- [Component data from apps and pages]
┄┄┄┄┄┄

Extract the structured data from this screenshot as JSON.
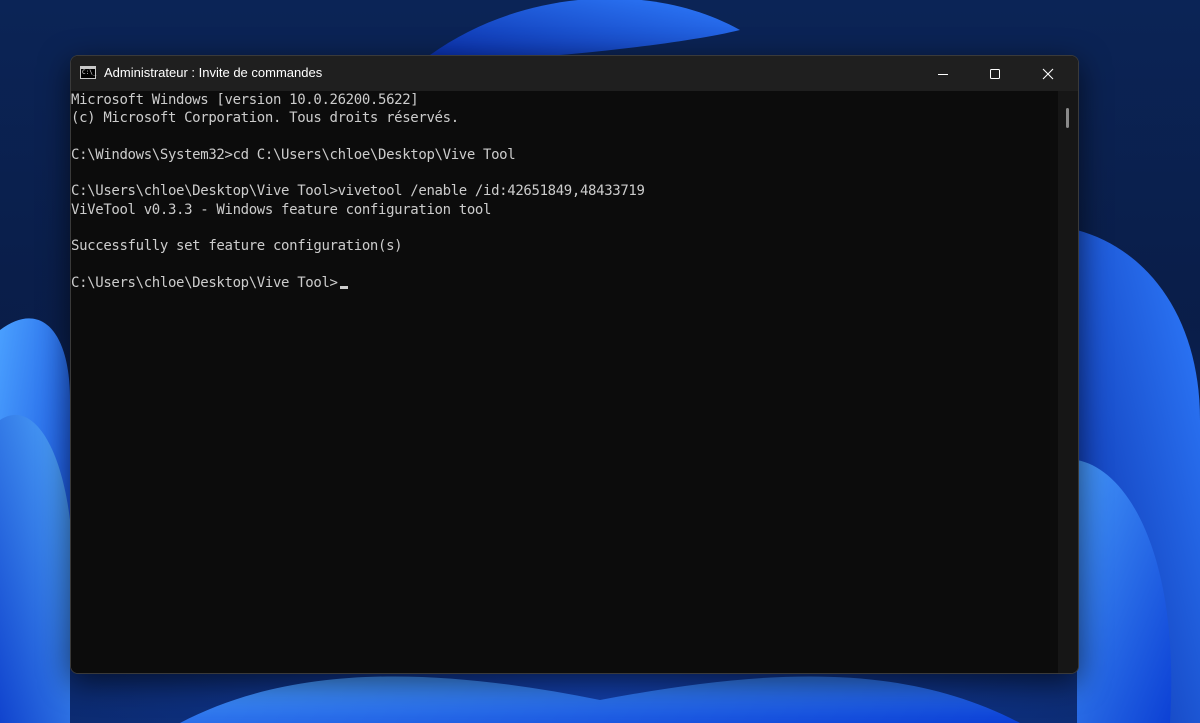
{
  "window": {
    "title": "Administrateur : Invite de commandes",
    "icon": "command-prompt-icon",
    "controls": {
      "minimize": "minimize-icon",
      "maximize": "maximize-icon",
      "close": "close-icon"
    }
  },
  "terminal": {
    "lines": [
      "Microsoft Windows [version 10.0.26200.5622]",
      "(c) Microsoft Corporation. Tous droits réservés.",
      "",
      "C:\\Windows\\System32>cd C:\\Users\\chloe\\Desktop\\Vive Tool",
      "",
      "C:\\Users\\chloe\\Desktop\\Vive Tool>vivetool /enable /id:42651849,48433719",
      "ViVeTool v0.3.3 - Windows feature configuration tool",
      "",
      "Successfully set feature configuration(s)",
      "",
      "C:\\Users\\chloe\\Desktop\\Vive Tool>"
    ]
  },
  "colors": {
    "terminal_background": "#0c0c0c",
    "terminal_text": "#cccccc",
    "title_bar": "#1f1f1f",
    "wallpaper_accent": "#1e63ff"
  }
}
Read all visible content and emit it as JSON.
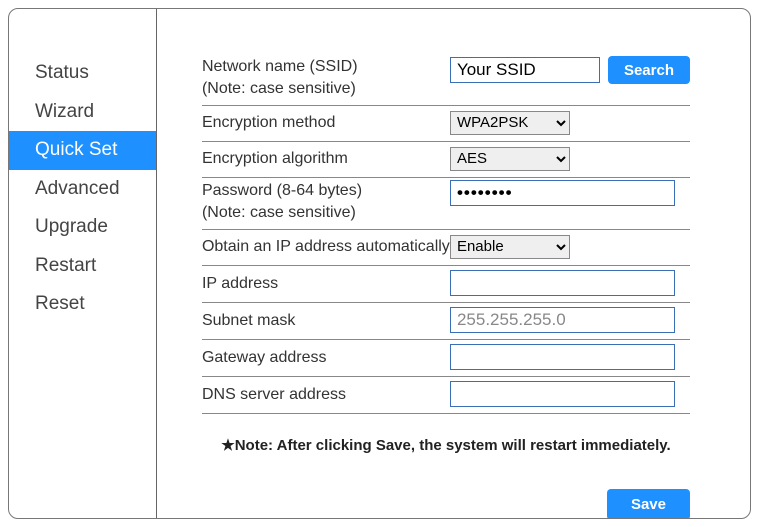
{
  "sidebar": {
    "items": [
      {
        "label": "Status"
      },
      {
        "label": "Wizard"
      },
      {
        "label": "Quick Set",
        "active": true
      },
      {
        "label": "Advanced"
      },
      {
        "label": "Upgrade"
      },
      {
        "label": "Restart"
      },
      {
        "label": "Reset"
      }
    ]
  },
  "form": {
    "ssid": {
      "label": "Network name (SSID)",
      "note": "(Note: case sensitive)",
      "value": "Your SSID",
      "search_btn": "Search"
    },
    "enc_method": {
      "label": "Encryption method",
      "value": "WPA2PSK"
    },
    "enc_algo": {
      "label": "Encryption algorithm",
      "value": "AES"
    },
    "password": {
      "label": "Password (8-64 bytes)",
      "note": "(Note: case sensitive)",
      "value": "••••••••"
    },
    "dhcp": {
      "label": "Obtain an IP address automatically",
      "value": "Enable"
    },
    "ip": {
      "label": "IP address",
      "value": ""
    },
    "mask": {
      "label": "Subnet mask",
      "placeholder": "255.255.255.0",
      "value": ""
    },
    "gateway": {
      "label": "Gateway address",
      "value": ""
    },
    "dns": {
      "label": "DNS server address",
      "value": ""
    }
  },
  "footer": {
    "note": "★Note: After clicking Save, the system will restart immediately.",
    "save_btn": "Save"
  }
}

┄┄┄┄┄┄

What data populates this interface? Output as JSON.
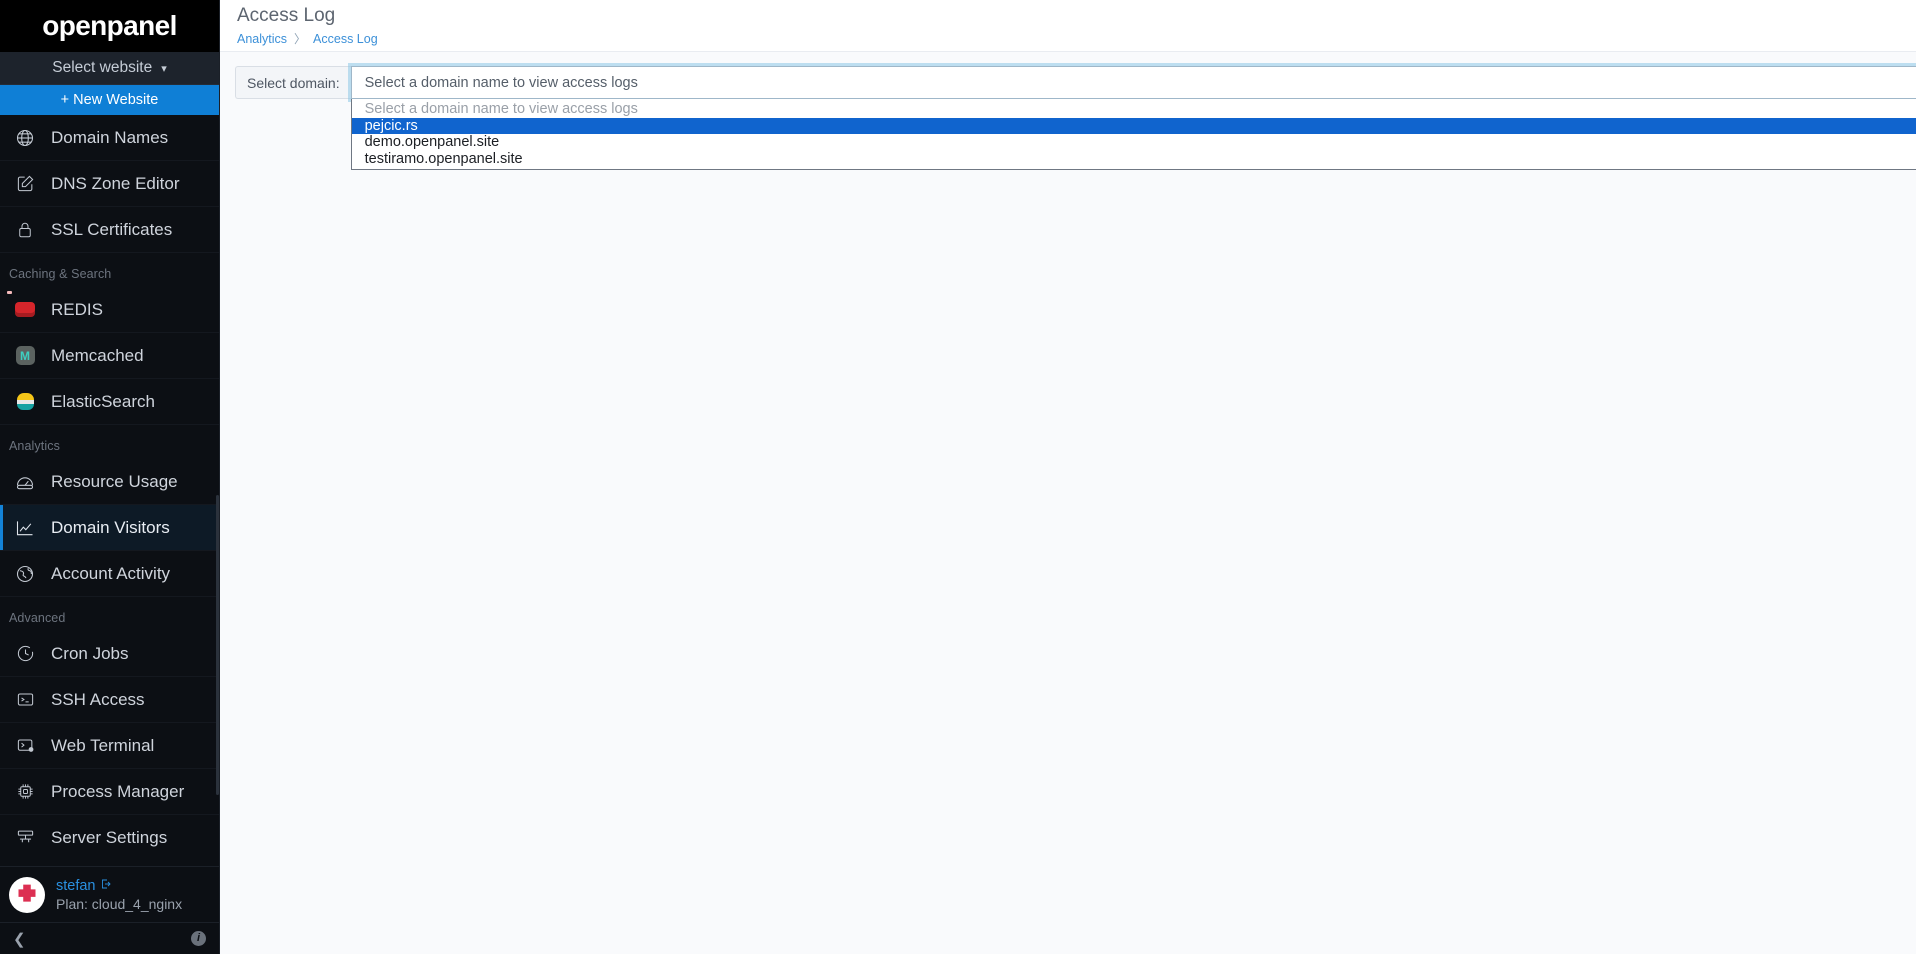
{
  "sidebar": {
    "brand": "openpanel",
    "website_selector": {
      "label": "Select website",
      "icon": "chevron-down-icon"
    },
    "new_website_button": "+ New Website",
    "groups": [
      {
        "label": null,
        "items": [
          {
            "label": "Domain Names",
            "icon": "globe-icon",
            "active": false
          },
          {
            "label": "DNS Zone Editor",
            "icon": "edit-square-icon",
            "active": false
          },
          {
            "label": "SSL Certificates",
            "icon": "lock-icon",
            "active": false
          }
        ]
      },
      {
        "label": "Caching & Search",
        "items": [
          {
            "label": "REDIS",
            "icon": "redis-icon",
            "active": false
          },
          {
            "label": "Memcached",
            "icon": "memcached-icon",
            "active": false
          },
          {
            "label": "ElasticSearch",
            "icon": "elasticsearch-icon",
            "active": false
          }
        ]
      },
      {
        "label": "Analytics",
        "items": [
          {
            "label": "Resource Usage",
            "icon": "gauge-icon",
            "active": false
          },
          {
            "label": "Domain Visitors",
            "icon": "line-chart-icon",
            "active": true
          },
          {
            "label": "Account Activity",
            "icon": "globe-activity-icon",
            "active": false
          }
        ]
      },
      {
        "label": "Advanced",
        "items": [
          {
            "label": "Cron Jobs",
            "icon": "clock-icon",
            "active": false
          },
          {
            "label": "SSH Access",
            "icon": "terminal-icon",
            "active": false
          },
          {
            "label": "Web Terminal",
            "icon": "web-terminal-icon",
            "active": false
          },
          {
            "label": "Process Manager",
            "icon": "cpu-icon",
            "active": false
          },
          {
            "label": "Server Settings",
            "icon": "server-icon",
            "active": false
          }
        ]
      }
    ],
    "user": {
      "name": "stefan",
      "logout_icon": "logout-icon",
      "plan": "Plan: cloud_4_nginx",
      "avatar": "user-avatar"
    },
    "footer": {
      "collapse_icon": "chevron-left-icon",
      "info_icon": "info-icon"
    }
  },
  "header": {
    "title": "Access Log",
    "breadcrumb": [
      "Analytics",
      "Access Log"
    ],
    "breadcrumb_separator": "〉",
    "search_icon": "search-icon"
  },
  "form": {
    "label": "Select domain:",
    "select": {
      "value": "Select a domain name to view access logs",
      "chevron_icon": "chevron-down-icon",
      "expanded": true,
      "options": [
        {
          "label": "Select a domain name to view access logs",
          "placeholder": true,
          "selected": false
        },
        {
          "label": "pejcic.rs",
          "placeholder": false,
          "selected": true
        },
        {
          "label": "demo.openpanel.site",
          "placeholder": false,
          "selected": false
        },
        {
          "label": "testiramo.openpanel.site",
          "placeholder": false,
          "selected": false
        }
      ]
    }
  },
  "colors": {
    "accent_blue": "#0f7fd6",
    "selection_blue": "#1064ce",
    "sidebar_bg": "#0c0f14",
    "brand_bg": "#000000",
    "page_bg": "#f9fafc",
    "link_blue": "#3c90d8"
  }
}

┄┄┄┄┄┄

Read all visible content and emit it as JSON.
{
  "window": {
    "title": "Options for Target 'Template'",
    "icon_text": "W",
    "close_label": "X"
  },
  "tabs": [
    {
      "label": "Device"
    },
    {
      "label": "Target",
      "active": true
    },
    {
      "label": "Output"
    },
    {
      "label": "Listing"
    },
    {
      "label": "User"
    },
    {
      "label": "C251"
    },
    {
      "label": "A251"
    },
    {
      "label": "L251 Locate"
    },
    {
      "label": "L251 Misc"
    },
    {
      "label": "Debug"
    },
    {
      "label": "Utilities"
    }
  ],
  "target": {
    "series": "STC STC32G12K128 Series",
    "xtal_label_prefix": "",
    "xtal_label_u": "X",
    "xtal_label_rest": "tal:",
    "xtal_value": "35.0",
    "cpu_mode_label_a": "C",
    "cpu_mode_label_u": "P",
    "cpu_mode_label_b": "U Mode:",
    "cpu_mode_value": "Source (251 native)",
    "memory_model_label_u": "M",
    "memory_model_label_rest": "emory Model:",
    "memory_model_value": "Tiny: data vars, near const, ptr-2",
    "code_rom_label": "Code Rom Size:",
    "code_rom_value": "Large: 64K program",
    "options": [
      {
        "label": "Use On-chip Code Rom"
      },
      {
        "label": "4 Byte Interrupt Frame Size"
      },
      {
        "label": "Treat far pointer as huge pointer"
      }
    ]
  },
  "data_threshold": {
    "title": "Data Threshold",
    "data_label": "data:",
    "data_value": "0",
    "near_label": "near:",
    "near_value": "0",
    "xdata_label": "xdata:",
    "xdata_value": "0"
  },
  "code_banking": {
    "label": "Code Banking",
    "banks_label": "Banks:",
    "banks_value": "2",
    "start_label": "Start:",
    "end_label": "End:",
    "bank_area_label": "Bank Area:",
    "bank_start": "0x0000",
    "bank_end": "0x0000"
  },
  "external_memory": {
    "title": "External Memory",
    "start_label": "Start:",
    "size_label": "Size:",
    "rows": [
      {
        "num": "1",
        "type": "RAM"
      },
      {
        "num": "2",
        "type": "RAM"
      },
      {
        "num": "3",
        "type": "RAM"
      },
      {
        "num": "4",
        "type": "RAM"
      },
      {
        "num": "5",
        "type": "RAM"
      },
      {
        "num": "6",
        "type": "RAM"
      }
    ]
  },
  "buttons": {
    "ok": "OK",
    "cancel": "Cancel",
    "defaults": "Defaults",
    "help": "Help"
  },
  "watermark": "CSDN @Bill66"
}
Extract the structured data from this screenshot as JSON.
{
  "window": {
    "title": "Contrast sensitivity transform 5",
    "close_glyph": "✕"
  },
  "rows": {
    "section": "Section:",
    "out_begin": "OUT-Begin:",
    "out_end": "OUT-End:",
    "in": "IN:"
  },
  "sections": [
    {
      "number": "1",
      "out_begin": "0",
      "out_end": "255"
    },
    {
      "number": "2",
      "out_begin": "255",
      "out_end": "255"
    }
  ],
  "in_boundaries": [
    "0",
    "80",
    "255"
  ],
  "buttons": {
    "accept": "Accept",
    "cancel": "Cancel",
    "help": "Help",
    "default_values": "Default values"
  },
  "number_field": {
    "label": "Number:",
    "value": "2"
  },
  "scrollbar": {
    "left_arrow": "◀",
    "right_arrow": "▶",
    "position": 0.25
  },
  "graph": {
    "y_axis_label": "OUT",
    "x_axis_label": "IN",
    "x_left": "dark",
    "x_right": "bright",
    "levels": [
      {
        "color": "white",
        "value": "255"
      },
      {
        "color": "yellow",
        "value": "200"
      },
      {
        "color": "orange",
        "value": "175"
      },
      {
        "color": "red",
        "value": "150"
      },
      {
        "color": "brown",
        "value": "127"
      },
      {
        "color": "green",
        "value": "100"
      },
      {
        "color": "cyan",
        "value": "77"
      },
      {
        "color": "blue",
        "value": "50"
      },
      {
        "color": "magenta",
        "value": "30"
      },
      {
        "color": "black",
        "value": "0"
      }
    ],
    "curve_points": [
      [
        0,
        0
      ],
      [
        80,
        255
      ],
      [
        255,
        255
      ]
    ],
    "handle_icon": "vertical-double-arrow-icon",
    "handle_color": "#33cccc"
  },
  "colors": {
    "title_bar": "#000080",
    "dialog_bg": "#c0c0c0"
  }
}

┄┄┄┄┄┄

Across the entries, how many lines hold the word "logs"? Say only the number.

2